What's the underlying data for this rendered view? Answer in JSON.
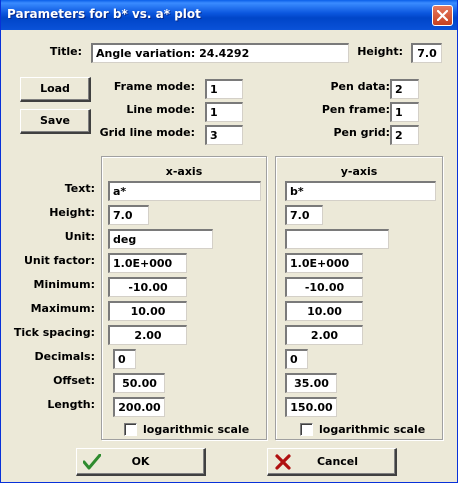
{
  "window": {
    "title": "Parameters for b* vs. a* plot"
  },
  "top": {
    "title_label": "Title:",
    "title_value": "Angle variation:    24.4292",
    "height_label": "Height:",
    "height_value": "7.0"
  },
  "buttons": {
    "load": "Load",
    "save": "Save",
    "ok": "OK",
    "cancel": "Cancel"
  },
  "modes": {
    "frame_label": "Frame mode:",
    "frame_value": "1",
    "line_label": "Line mode:",
    "line_value": "1",
    "grid_label": "Grid line mode:",
    "grid_value": "3"
  },
  "pens": {
    "data_label": "Pen data:",
    "data_value": "2",
    "frame_label": "Pen frame:",
    "frame_value": "1",
    "grid_label": "Pen grid:",
    "grid_value": "2"
  },
  "row_labels": {
    "text": "Text:",
    "height": "Height:",
    "unit": "Unit:",
    "unit_factor": "Unit factor:",
    "minimum": "Minimum:",
    "maximum": "Maximum:",
    "tick_spacing": "Tick spacing:",
    "decimals": "Decimals:",
    "offset": "Offset:",
    "length": "Length:"
  },
  "xaxis": {
    "header": "x-axis",
    "text": "a*",
    "height": "7.0",
    "unit": "deg",
    "unit_factor": "1.0E+000",
    "minimum": "-10.00",
    "maximum": "10.00",
    "tick_spacing": "2.00",
    "decimals": "0",
    "offset": "50.00",
    "length": "200.00",
    "log_label": "logarithmic scale",
    "log_checked": false
  },
  "yaxis": {
    "header": "y-axis",
    "text": "b*",
    "height": "7.0",
    "unit": "",
    "unit_factor": "1.0E+000",
    "minimum": "-10.00",
    "maximum": "10.00",
    "tick_spacing": "2.00",
    "decimals": "0",
    "offset": "35.00",
    "length": "150.00",
    "log_label": "logarithmic scale",
    "log_checked": false
  },
  "colors": {
    "titlebar": "#0a55dd",
    "face": "#ece9d8",
    "ok_check": "#2e8b2e",
    "cancel_x": "#b01010"
  }
}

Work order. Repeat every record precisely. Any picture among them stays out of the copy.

Answer to the problem.
What's the underlying data for this rendered view? Answer in JSON.
{
  "window": {
    "title": "Parameters for b* vs. a* plot"
  },
  "top": {
    "title_label": "Title:",
    "title_value": "Angle variation:    24.4292",
    "height_label": "Height:",
    "height_value": "7.0"
  },
  "buttons": {
    "load": "Load",
    "save": "Save",
    "ok": "OK",
    "cancel": "Cancel"
  },
  "modes": {
    "frame_label": "Frame mode:",
    "frame_value": "1",
    "line_label": "Line mode:",
    "line_value": "1",
    "grid_label": "Grid line mode:",
    "grid_value": "3"
  },
  "pens": {
    "data_label": "Pen data:",
    "data_value": "2",
    "frame_label": "Pen frame:",
    "frame_value": "1",
    "grid_label": "Pen grid:",
    "grid_value": "2"
  },
  "row_labels": {
    "text": "Text:",
    "height": "Height:",
    "unit": "Unit:",
    "unit_factor": "Unit factor:",
    "minimum": "Minimum:",
    "maximum": "Maximum:",
    "tick_spacing": "Tick spacing:",
    "decimals": "Decimals:",
    "offset": "Offset:",
    "length": "Length:"
  },
  "xaxis": {
    "header": "x-axis",
    "text": "a*",
    "height": "7.0",
    "unit": "deg",
    "unit_factor": "1.0E+000",
    "minimum": "-10.00",
    "maximum": "10.00",
    "tick_spacing": "2.00",
    "decimals": "0",
    "offset": "50.00",
    "length": "200.00",
    "log_label": "logarithmic scale",
    "log_checked": false
  },
  "yaxis": {
    "header": "y-axis",
    "text": "b*",
    "height": "7.0",
    "unit": "",
    "unit_factor": "1.0E+000",
    "minimum": "-10.00",
    "maximum": "10.00",
    "tick_spacing": "2.00",
    "decimals": "0",
    "offset": "35.00",
    "length": "150.00",
    "log_label": "logarithmic scale",
    "log_checked": false
  },
  "colors": {
    "titlebar": "#0a55dd",
    "face": "#ece9d8",
    "ok_check": "#2e8b2e",
    "cancel_x": "#b01010"
  }
}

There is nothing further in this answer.